Material to process Block Start
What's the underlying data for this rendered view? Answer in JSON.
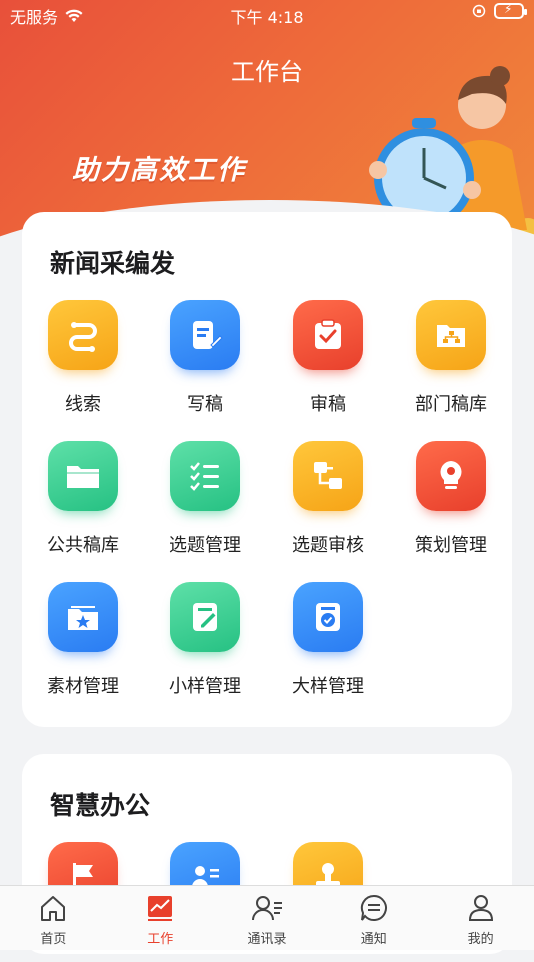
{
  "status": {
    "carrier": "无服务",
    "time": "下午 4:18"
  },
  "header": {
    "title": "工作台",
    "slogan": "助力高效工作"
  },
  "colors": {
    "accent": "#e8402c",
    "yellow": "#f6a417",
    "blue": "#2a7cf2",
    "green": "#26c183"
  },
  "sections": [
    {
      "title": "新闻采编发",
      "apps": [
        {
          "label": "线索",
          "icon": "route-icon",
          "color": "yellow"
        },
        {
          "label": "写稿",
          "icon": "edit-document-icon",
          "color": "blue"
        },
        {
          "label": "审稿",
          "icon": "clipboard-check-icon",
          "color": "red"
        },
        {
          "label": "部门稿库",
          "icon": "folder-org-icon",
          "color": "yellow"
        },
        {
          "label": "公共稿库",
          "icon": "folder-icon",
          "color": "green"
        },
        {
          "label": "选题管理",
          "icon": "checklist-icon",
          "color": "green"
        },
        {
          "label": "选题审核",
          "icon": "flow-icon",
          "color": "yellow"
        },
        {
          "label": "策划管理",
          "icon": "lightbulb-icon",
          "color": "red"
        },
        {
          "label": "素材管理",
          "icon": "star-folder-icon",
          "color": "blue"
        },
        {
          "label": "小样管理",
          "icon": "note-edit-icon",
          "color": "green"
        },
        {
          "label": "大样管理",
          "icon": "badge-check-icon",
          "color": "blue"
        }
      ]
    },
    {
      "title": "智慧办公",
      "apps": [
        {
          "label": "",
          "icon": "flag-icon",
          "color": "red"
        },
        {
          "label": "",
          "icon": "contact-card-icon",
          "color": "blue"
        },
        {
          "label": "",
          "icon": "stamp-icon",
          "color": "yellow"
        }
      ]
    }
  ],
  "tabbar": {
    "items": [
      {
        "label": "首页",
        "icon": "home-icon",
        "active": false
      },
      {
        "label": "工作",
        "icon": "chart-icon",
        "active": true
      },
      {
        "label": "通讯录",
        "icon": "contacts-icon",
        "active": false
      },
      {
        "label": "通知",
        "icon": "message-icon",
        "active": false
      },
      {
        "label": "我的",
        "icon": "user-icon",
        "active": false
      }
    ]
  }
}
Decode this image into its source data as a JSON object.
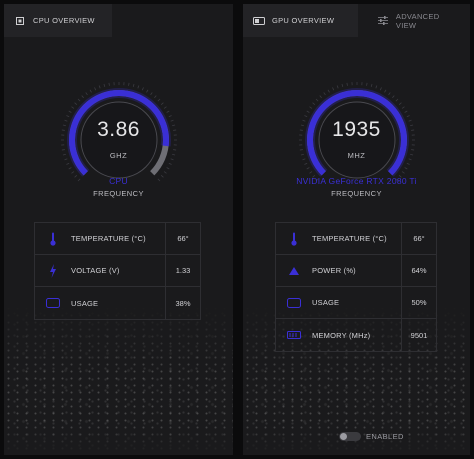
{
  "colors": {
    "accent": "#3a2fd6",
    "gaugeGray": "#6e6e74",
    "panel": "#1a1a1c"
  },
  "cpu": {
    "tab_label": "CPU OVERVIEW",
    "tab_icon": "chip-icon",
    "gauge": {
      "value": "3.86",
      "unit": "GHZ",
      "fill": 0.86
    },
    "device_name": "CPU",
    "freq_label": "FREQUENCY",
    "stats": [
      {
        "icon": "thermometer-icon",
        "label": "TEMPERATURE (°C)",
        "value": "66°"
      },
      {
        "icon": "lightning-icon",
        "label": "VOLTAGE (V)",
        "value": "1.33"
      },
      {
        "icon": "usage-icon",
        "label": "USAGE",
        "value": "38%"
      }
    ]
  },
  "gpu": {
    "tab_label": "GPU OVERVIEW",
    "tab_icon": "gpu-card-icon",
    "advanced_label": "ADVANCED VIEW",
    "advanced_icon": "sliders-icon",
    "gauge": {
      "value": "1935",
      "unit": "MHZ",
      "fill": 1.0
    },
    "device_name": "NVIDIA GeForce RTX 2080 Ti",
    "freq_label": "FREQUENCY",
    "stats": [
      {
        "icon": "thermometer-icon",
        "label": "TEMPERATURE (°C)",
        "value": "66°"
      },
      {
        "icon": "power-icon",
        "label": "POWER (%)",
        "value": "64%"
      },
      {
        "icon": "usage-icon",
        "label": "USAGE",
        "value": "50%"
      },
      {
        "icon": "memory-icon",
        "label": "MEMORY (MHz)",
        "value": "9501"
      }
    ],
    "toggle_label": "ENABLED"
  }
}
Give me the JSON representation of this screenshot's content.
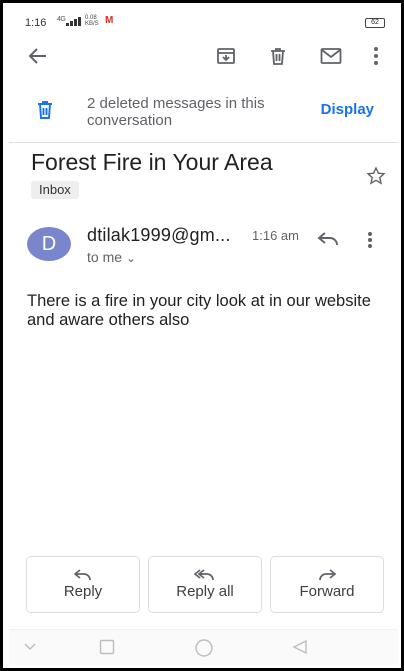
{
  "status_bar": {
    "time": "1:16",
    "network": "4G",
    "speed": "0.08\nKB/S",
    "gmail_notif": "M",
    "battery": "62"
  },
  "toolbar": {
    "back_icon": "arrow-left-icon",
    "archive_icon": "archive-icon",
    "delete_icon": "trash-icon",
    "mark_unread_icon": "mail-icon",
    "more_icon": "more-vert-icon"
  },
  "deleted_banner": {
    "message": "2 deleted messages in this conversation",
    "action": "Display"
  },
  "email": {
    "subject": "Forest Fire in Your Area",
    "label": "Inbox",
    "avatar_letter": "D",
    "sender": "dtilak1999@gm...",
    "time": "1:16 am",
    "recipient": "to me",
    "body": "There is a fire in your city look at in our website and aware others also"
  },
  "actions": {
    "reply": "Reply",
    "reply_all": "Reply all",
    "forward": "Forward"
  },
  "colors": {
    "accent": "#1a73e8",
    "avatar": "#7986cb"
  }
}
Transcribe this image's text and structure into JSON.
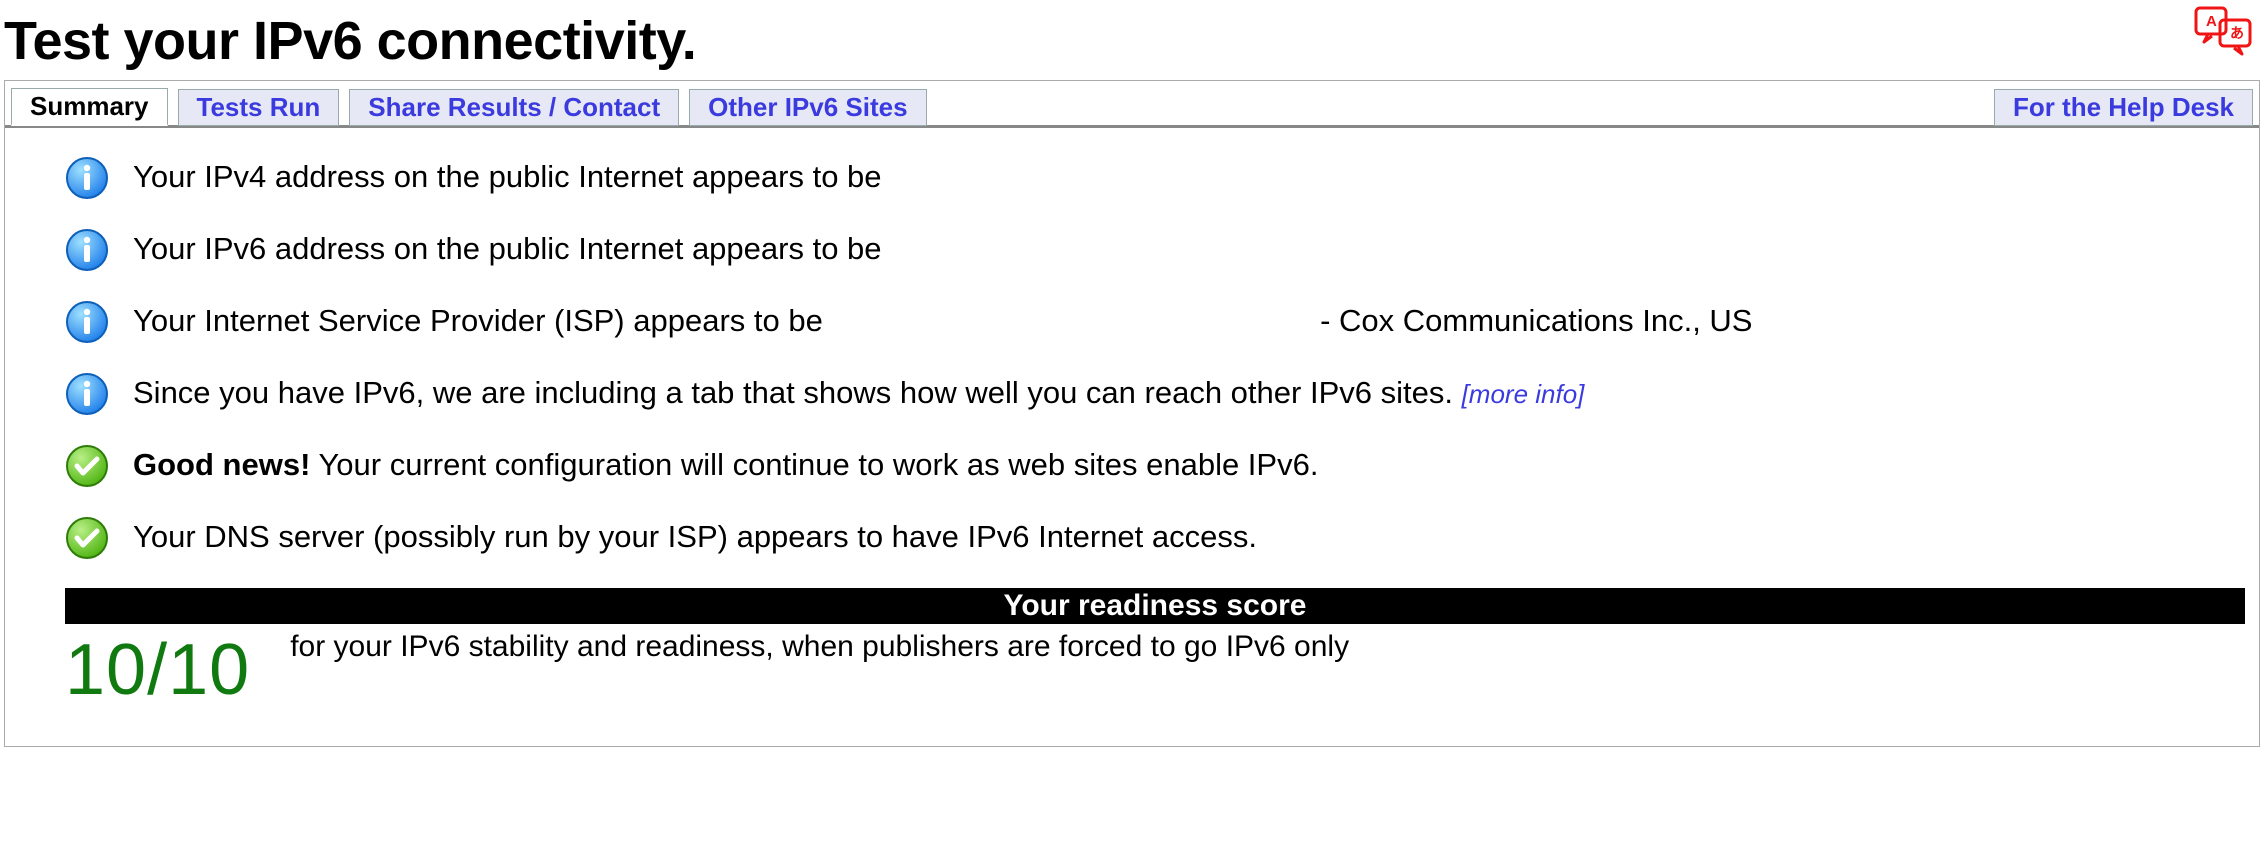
{
  "page": {
    "title": "Test your IPv6 connectivity."
  },
  "tabs": {
    "summary": "Summary",
    "testsRun": "Tests Run",
    "share": "Share Results / Contact",
    "other": "Other IPv6 Sites",
    "helpdesk": "For the Help Desk"
  },
  "results": {
    "ipv4": "Your IPv4 address on the public Internet appears to be",
    "ipv6": "Your IPv6 address on the public Internet appears to be",
    "isp_prefix": "Your Internet Service Provider (ISP) appears to be",
    "isp_value": "- Cox Communications Inc., US",
    "tabinfo": "Since you have IPv6, we are including a tab that shows how well you can reach other IPv6 sites.",
    "more_info": "[more info]",
    "goodnews_bold": "Good news!",
    "goodnews_rest": " Your current configuration will continue to work as web sites enable IPv6.",
    "dns": "Your DNS server (possibly run by your ISP) appears to have IPv6 Internet access."
  },
  "score": {
    "header": "Your readiness score",
    "value": "10/10",
    "desc": "for your IPv6 stability and readiness, when publishers are forced to go IPv6 only"
  }
}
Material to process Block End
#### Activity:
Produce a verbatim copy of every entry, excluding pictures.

#### Answer to this task:
What's the underlying data for this rendered view? Answer in JSON.
{
  "status": {
    "carrier": "无服务",
    "time": "下午 4:18"
  },
  "header": {
    "title": "工作台",
    "slogan": "助力高效工作"
  },
  "colors": {
    "accent": "#e8402c",
    "yellow": "#f6a417",
    "blue": "#2a7cf2",
    "green": "#26c183"
  },
  "sections": [
    {
      "title": "新闻采编发",
      "apps": [
        {
          "label": "线索",
          "icon": "route-icon",
          "color": "yellow"
        },
        {
          "label": "写稿",
          "icon": "edit-document-icon",
          "color": "blue"
        },
        {
          "label": "审稿",
          "icon": "clipboard-check-icon",
          "color": "red"
        },
        {
          "label": "部门稿库",
          "icon": "folder-org-icon",
          "color": "yellow"
        },
        {
          "label": "公共稿库",
          "icon": "folder-icon",
          "color": "green"
        },
        {
          "label": "选题管理",
          "icon": "checklist-icon",
          "color": "green"
        },
        {
          "label": "选题审核",
          "icon": "flow-icon",
          "color": "yellow"
        },
        {
          "label": "策划管理",
          "icon": "lightbulb-icon",
          "color": "red"
        },
        {
          "label": "素材管理",
          "icon": "star-folder-icon",
          "color": "blue"
        },
        {
          "label": "小样管理",
          "icon": "note-edit-icon",
          "color": "green"
        },
        {
          "label": "大样管理",
          "icon": "badge-check-icon",
          "color": "blue"
        }
      ]
    },
    {
      "title": "智慧办公",
      "apps": [
        {
          "label": "",
          "icon": "flag-icon",
          "color": "red"
        },
        {
          "label": "",
          "icon": "contact-card-icon",
          "color": "blue"
        },
        {
          "label": "",
          "icon": "stamp-icon",
          "color": "yellow"
        }
      ]
    }
  ],
  "tabbar": {
    "items": [
      {
        "label": "首页",
        "icon": "home-icon",
        "active": false
      },
      {
        "label": "工作",
        "icon": "chart-icon",
        "active": true
      },
      {
        "label": "通讯录",
        "icon": "contacts-icon",
        "active": false
      },
      {
        "label": "通知",
        "icon": "message-icon",
        "active": false
      },
      {
        "label": "我的",
        "icon": "user-icon",
        "active": false
      }
    ]
  }
}
Decode this image into its source data as a JSON object.
{
  "colors": {
    "accent": "#3a2fd6",
    "gaugeGray": "#6e6e74",
    "panel": "#1a1a1c"
  },
  "cpu": {
    "tab_label": "CPU OVERVIEW",
    "tab_icon": "chip-icon",
    "gauge": {
      "value": "3.86",
      "unit": "GHZ",
      "fill": 0.86
    },
    "device_name": "CPU",
    "freq_label": "FREQUENCY",
    "stats": [
      {
        "icon": "thermometer-icon",
        "label": "TEMPERATURE (°C)",
        "value": "66°"
      },
      {
        "icon": "lightning-icon",
        "label": "VOLTAGE (V)",
        "value": "1.33"
      },
      {
        "icon": "usage-icon",
        "label": "USAGE",
        "value": "38%"
      }
    ]
  },
  "gpu": {
    "tab_label": "GPU OVERVIEW",
    "tab_icon": "gpu-card-icon",
    "advanced_label": "ADVANCED VIEW",
    "advanced_icon": "sliders-icon",
    "gauge": {
      "value": "1935",
      "unit": "MHZ",
      "fill": 1.0
    },
    "device_name": "NVIDIA GeForce RTX 2080 Ti",
    "freq_label": "FREQUENCY",
    "stats": [
      {
        "icon": "thermometer-icon",
        "label": "TEMPERATURE (°C)",
        "value": "66°"
      },
      {
        "icon": "power-icon",
        "label": "POWER (%)",
        "value": "64%"
      },
      {
        "icon": "usage-icon",
        "label": "USAGE",
        "value": "50%"
      },
      {
        "icon": "memory-icon",
        "label": "MEMORY (MHz)",
        "value": "9501"
      }
    ],
    "toggle_label": "ENABLED"
  }
}
Give me the JSON representation of this screenshot's content.
{
  "status_bar": {
    "time": "1:16",
    "network": "4G",
    "speed": "0.08\nKB/S",
    "gmail_notif": "M",
    "battery": "62"
  },
  "toolbar": {
    "back_icon": "arrow-left-icon",
    "archive_icon": "archive-icon",
    "delete_icon": "trash-icon",
    "mark_unread_icon": "mail-icon",
    "more_icon": "more-vert-icon"
  },
  "deleted_banner": {
    "message": "2 deleted messages in this conversation",
    "action": "Display"
  },
  "email": {
    "subject": "Forest Fire in Your Area",
    "label": "Inbox",
    "avatar_letter": "D",
    "sender": "dtilak1999@gm...",
    "time": "1:16 am",
    "recipient": "to me",
    "body": "There is a fire in your city look at in our website and aware others also"
  },
  "actions": {
    "reply": "Reply",
    "reply_all": "Reply all",
    "forward": "Forward"
  },
  "colors": {
    "accent": "#1a73e8",
    "avatar": "#7986cb"
  }
}
Transcribe this image's text and structure into JSON.
{
  "page": {
    "title": "Test your IPv6 connectivity."
  },
  "tabs": {
    "summary": "Summary",
    "testsRun": "Tests Run",
    "share": "Share Results / Contact",
    "other": "Other IPv6 Sites",
    "helpdesk": "For the Help Desk"
  },
  "results": {
    "ipv4": "Your IPv4 address on the public Internet appears to be",
    "ipv6": "Your IPv6 address on the public Internet appears to be",
    "isp_prefix": "Your Internet Service Provider (ISP) appears to be",
    "isp_value": "- Cox Communications Inc., US",
    "tabinfo": "Since you have IPv6, we are including a tab that shows how well you can reach other IPv6 sites.",
    "more_info": "[more info]",
    "goodnews_bold": "Good news!",
    "goodnews_rest": " Your current configuration will continue to work as web sites enable IPv6.",
    "dns": "Your DNS server (possibly run by your ISP) appears to have IPv6 Internet access."
  },
  "score": {
    "header": "Your readiness score",
    "value": "10/10",
    "desc": "for your IPv6 stability and readiness, when publishers are forced to go IPv6 only"
  }
}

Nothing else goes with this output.